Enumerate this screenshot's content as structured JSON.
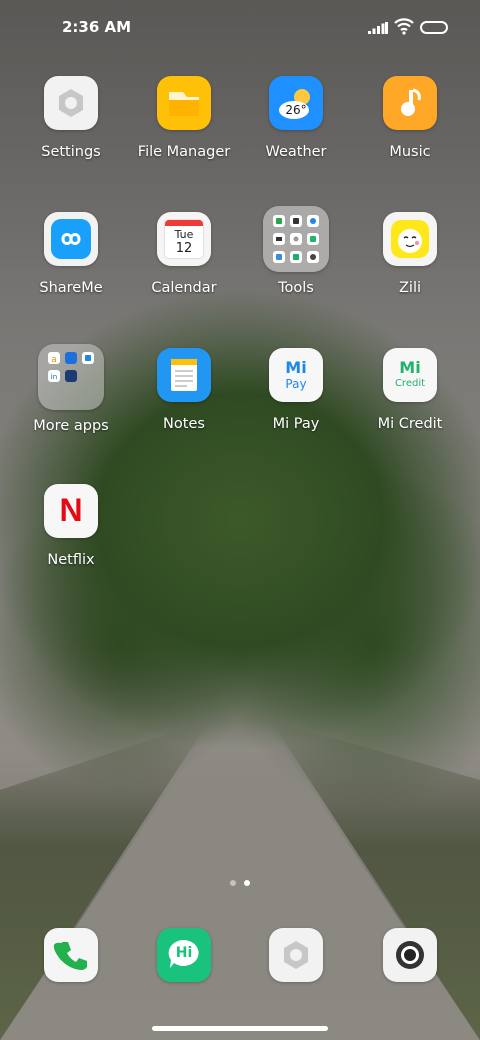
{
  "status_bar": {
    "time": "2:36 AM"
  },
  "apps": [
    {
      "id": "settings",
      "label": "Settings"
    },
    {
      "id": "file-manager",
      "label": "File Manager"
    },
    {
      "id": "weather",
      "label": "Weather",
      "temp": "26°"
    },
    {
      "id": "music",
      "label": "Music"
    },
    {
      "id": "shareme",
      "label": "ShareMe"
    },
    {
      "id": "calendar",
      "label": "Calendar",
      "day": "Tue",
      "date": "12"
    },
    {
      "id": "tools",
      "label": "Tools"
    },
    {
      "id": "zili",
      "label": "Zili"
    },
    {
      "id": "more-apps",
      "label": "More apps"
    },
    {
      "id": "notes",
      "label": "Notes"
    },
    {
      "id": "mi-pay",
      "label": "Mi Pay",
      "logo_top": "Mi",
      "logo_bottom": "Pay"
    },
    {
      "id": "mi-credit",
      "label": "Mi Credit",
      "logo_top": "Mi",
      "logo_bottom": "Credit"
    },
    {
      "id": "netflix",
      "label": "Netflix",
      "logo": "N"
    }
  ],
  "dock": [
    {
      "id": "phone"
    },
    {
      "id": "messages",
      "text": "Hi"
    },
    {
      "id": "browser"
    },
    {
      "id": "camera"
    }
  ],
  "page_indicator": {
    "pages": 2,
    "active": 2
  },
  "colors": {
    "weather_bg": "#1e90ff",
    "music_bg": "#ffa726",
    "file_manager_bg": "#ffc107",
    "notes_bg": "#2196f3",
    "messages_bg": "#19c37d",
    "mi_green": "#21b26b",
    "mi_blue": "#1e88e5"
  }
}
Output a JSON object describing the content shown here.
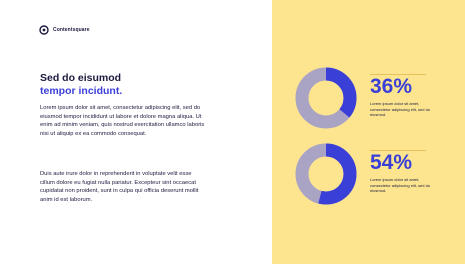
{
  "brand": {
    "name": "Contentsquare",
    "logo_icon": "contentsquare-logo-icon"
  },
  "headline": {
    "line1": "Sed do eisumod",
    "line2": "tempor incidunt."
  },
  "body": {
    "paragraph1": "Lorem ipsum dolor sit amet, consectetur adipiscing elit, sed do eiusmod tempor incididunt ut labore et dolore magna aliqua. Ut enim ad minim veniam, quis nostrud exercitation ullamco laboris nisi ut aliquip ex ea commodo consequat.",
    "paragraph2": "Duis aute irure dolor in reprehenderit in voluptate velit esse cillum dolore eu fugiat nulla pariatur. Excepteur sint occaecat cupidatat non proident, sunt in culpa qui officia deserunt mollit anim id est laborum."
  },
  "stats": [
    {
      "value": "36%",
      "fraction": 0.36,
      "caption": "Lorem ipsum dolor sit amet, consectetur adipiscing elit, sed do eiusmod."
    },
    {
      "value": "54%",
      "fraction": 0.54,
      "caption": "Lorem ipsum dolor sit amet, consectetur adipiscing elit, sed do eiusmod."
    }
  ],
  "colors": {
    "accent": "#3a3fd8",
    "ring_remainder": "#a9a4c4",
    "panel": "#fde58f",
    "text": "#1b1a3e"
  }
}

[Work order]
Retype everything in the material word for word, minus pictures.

[Solution]
Enumerate this screenshot's content as structured JSON.
{
  "status_bar": {
    "time": "2:36 AM"
  },
  "apps": [
    {
      "id": "settings",
      "label": "Settings"
    },
    {
      "id": "file-manager",
      "label": "File Manager"
    },
    {
      "id": "weather",
      "label": "Weather",
      "temp": "26°"
    },
    {
      "id": "music",
      "label": "Music"
    },
    {
      "id": "shareme",
      "label": "ShareMe"
    },
    {
      "id": "calendar",
      "label": "Calendar",
      "day": "Tue",
      "date": "12"
    },
    {
      "id": "tools",
      "label": "Tools"
    },
    {
      "id": "zili",
      "label": "Zili"
    },
    {
      "id": "more-apps",
      "label": "More apps"
    },
    {
      "id": "notes",
      "label": "Notes"
    },
    {
      "id": "mi-pay",
      "label": "Mi Pay",
      "logo_top": "Mi",
      "logo_bottom": "Pay"
    },
    {
      "id": "mi-credit",
      "label": "Mi Credit",
      "logo_top": "Mi",
      "logo_bottom": "Credit"
    },
    {
      "id": "netflix",
      "label": "Netflix",
      "logo": "N"
    }
  ],
  "dock": [
    {
      "id": "phone"
    },
    {
      "id": "messages",
      "text": "Hi"
    },
    {
      "id": "browser"
    },
    {
      "id": "camera"
    }
  ],
  "page_indicator": {
    "pages": 2,
    "active": 2
  },
  "colors": {
    "weather_bg": "#1e90ff",
    "music_bg": "#ffa726",
    "file_manager_bg": "#ffc107",
    "notes_bg": "#2196f3",
    "messages_bg": "#19c37d",
    "mi_green": "#21b26b",
    "mi_blue": "#1e88e5"
  }
}
Output a JSON object describing the content shown here.
{
  "brand": {
    "name": "Contentsquare",
    "logo_icon": "contentsquare-logo-icon"
  },
  "headline": {
    "line1": "Sed do eisumod",
    "line2": "tempor incidunt."
  },
  "body": {
    "paragraph1": "Lorem ipsum dolor sit amet, consectetur adipiscing elit, sed do eiusmod tempor incididunt ut labore et dolore magna aliqua. Ut enim ad minim veniam, quis nostrud exercitation ullamco laboris nisi ut aliquip ex ea commodo consequat.",
    "paragraph2": "Duis aute irure dolor in reprehenderit in voluptate velit esse cillum dolore eu fugiat nulla pariatur. Excepteur sint occaecat cupidatat non proident, sunt in culpa qui officia deserunt mollit anim id est laborum."
  },
  "stats": [
    {
      "value": "36%",
      "fraction": 0.36,
      "caption": "Lorem ipsum dolor sit amet, consectetur adipiscing elit, sed do eiusmod."
    },
    {
      "value": "54%",
      "fraction": 0.54,
      "caption": "Lorem ipsum dolor sit amet, consectetur adipiscing elit, sed do eiusmod."
    }
  ],
  "colors": {
    "accent": "#3a3fd8",
    "ring_remainder": "#a9a4c4",
    "panel": "#fde58f",
    "text": "#1b1a3e"
  }
}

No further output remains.